_TASK REQUIREMENTS_
How many lines in the records below hold the string "Search"? Please answer with the number and nothing more.

_RECORDS TO USE_
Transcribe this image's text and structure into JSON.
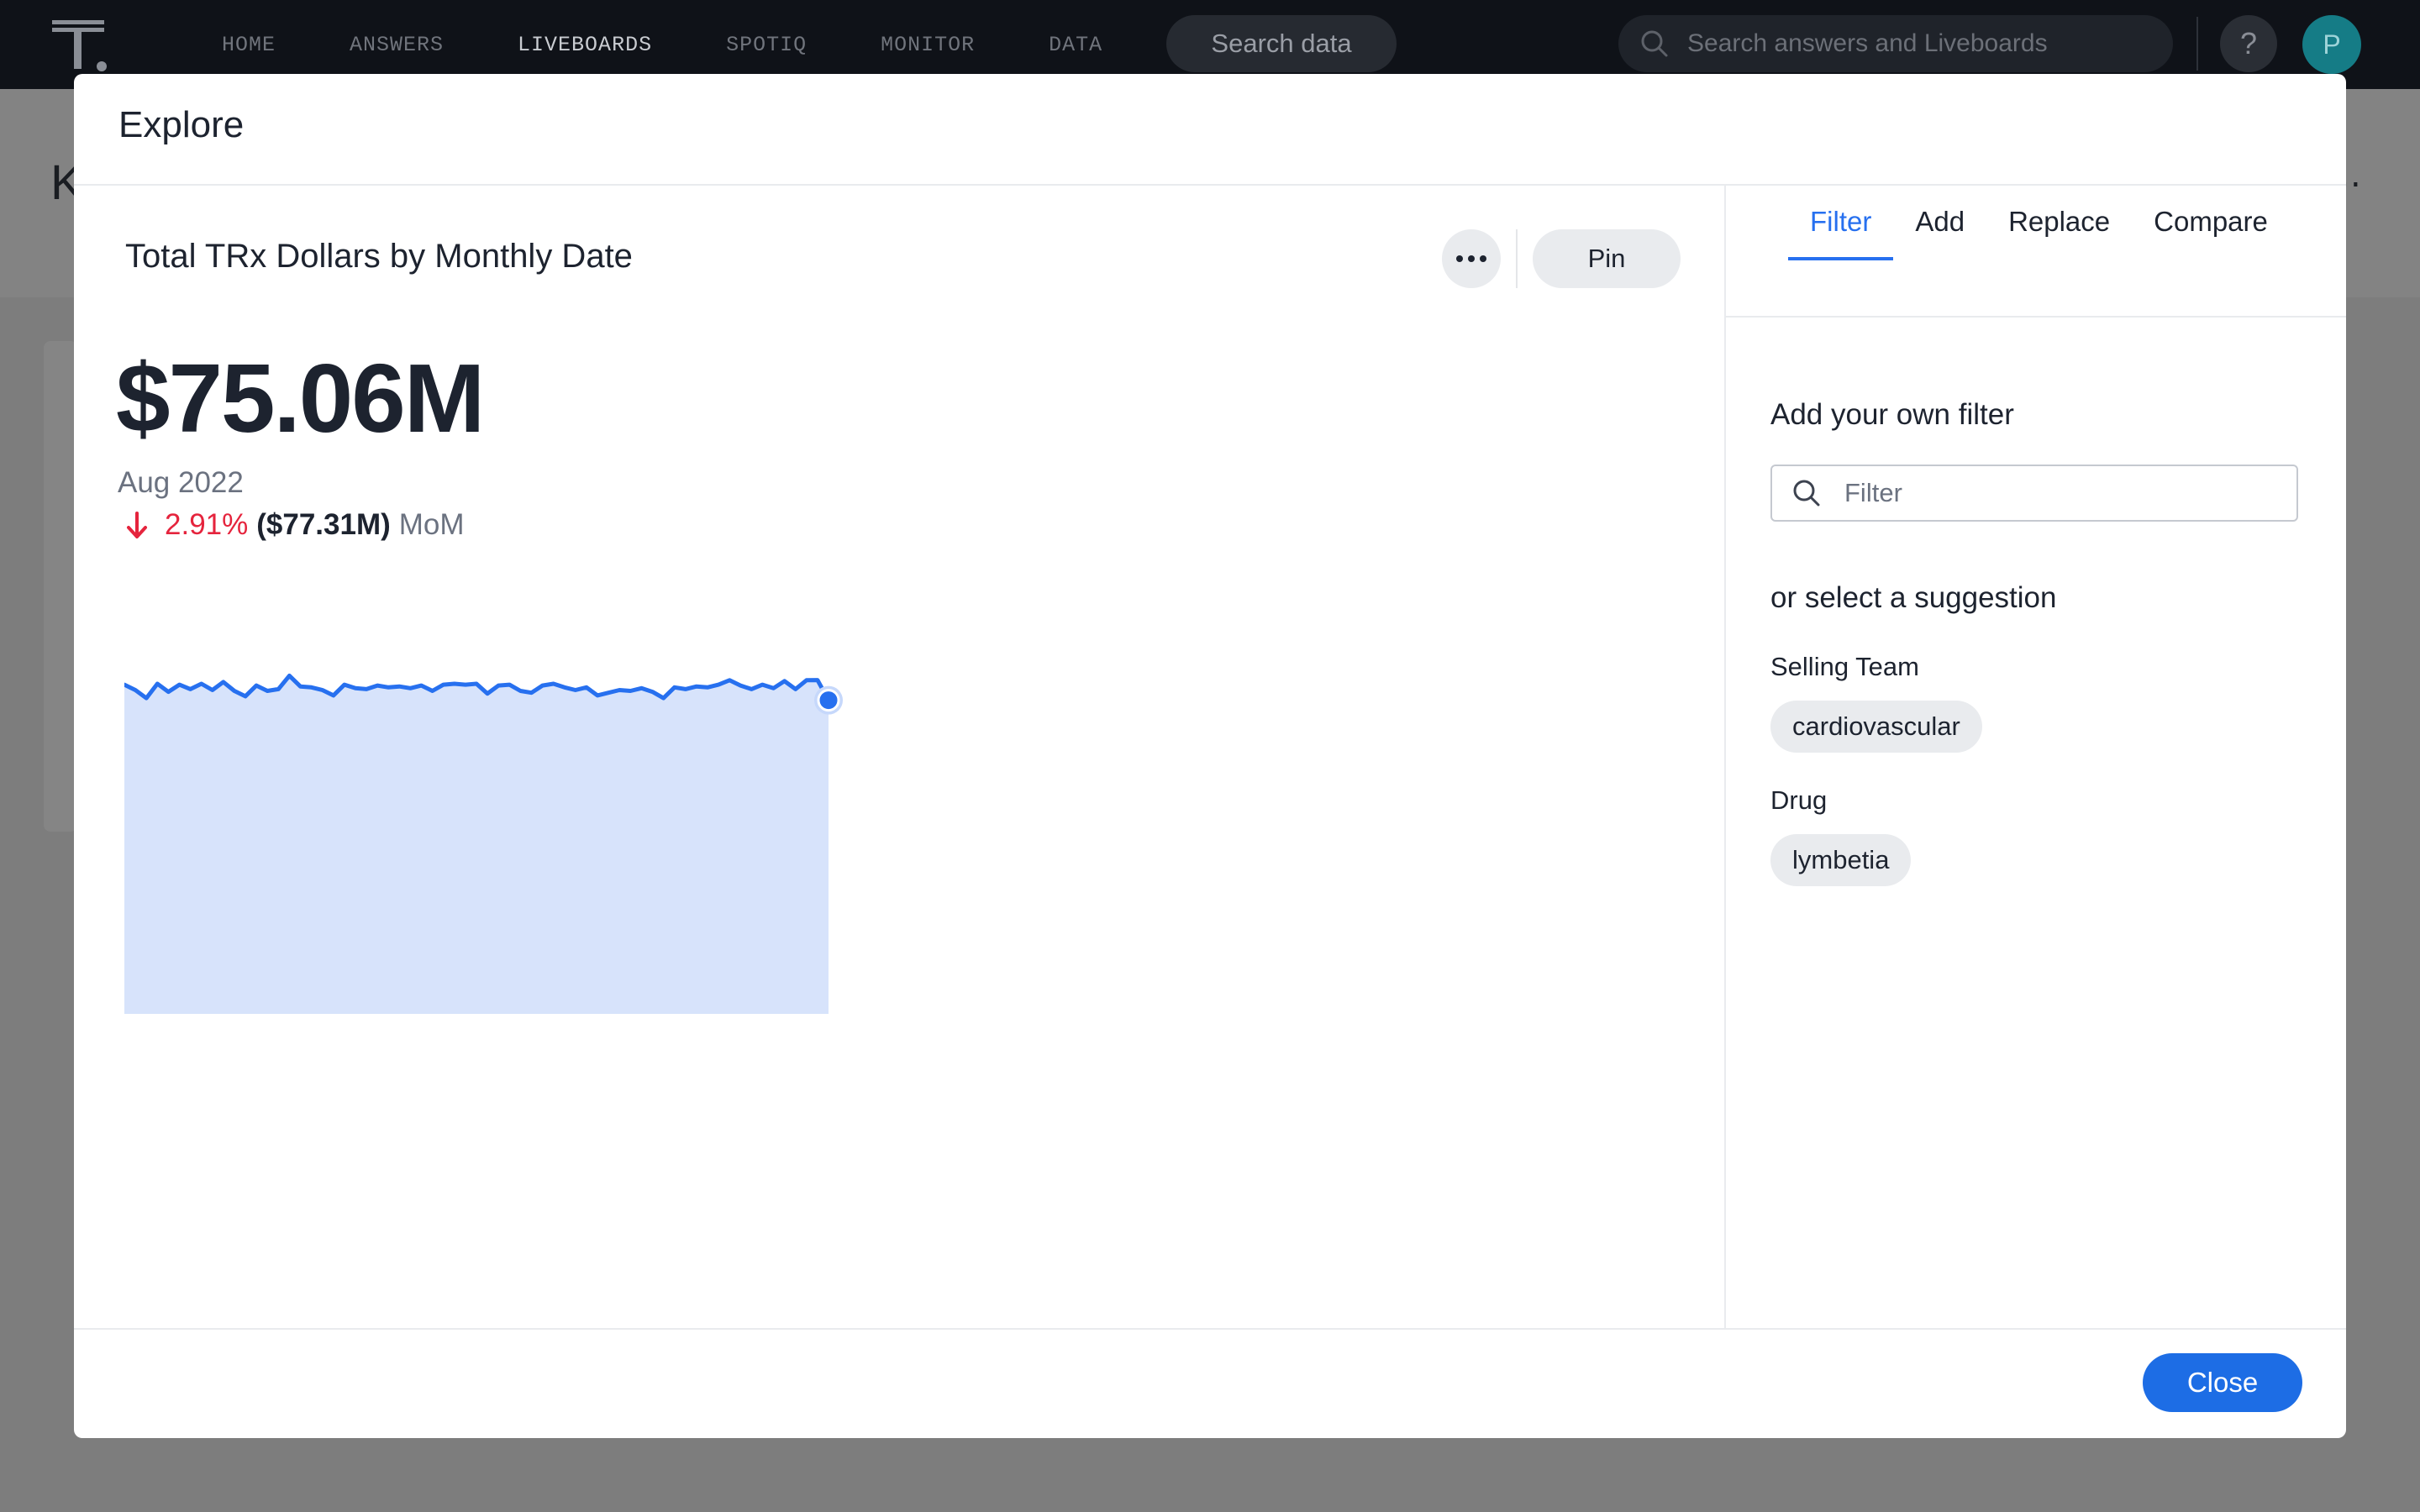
{
  "nav": {
    "items": [
      "HOME",
      "ANSWERS",
      "LIVEBOARDS",
      "SPOTIQ",
      "MONITOR",
      "DATA"
    ],
    "active": "LIVEBOARDS",
    "search_data_label": "Search data",
    "search_answers_placeholder": "Search answers and Liveboards",
    "help_label": "?",
    "avatar_initial": "P"
  },
  "background": {
    "title_initial": "K",
    "menu_glyph": "⋯"
  },
  "modal": {
    "title": "Explore",
    "close_label": "Close"
  },
  "viz": {
    "title": "Total TRx Dollars by Monthly Date",
    "more_label": "•••",
    "pin_label": "Pin",
    "kpi_value": "$75.06M",
    "kpi_period": "Aug 2022",
    "change_pct": "2.91%",
    "change_prev": "($77.31M)",
    "change_basis": "MoM",
    "change_direction": "down",
    "colors": {
      "line": "#2770ef",
      "area": "#d7e3fb",
      "negative": "#e5243d"
    }
  },
  "chart_data": {
    "type": "area",
    "title": "",
    "xlabel": "",
    "ylabel": "",
    "highlight": "last",
    "values": [
      76.8,
      76.2,
      75.3,
      76.9,
      76.0,
      76.8,
      76.3,
      76.9,
      76.2,
      77.1,
      76.1,
      75.5,
      76.7,
      76.1,
      76.3,
      77.8,
      76.6,
      76.5,
      76.2,
      75.6,
      76.8,
      76.4,
      76.3,
      76.7,
      76.5,
      76.6,
      76.4,
      76.7,
      76.1,
      76.8,
      76.9,
      76.8,
      76.9,
      75.8,
      76.7,
      76.8,
      76.1,
      75.9,
      76.7,
      76.9,
      76.5,
      76.2,
      76.5,
      75.6,
      75.9,
      76.2,
      76.1,
      76.4,
      76.0,
      75.3,
      76.5,
      76.3,
      76.6,
      76.5,
      76.8,
      77.3,
      76.7,
      76.3,
      76.8,
      76.4,
      77.2,
      76.3,
      77.3,
      77.31,
      75.06
    ],
    "ylim": [
      40,
      80
    ]
  },
  "panel": {
    "tabs": [
      "Filter",
      "Add",
      "Replace",
      "Compare"
    ],
    "active_tab": "Filter",
    "own_filter_heading": "Add your own filter",
    "filter_placeholder": "Filter",
    "suggestion_heading": "or select a suggestion",
    "suggestions": [
      {
        "label": "Selling Team",
        "chip": "cardiovascular"
      },
      {
        "label": "Drug",
        "chip": "lymbetia"
      }
    ]
  }
}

_ANSWER SECTION_
2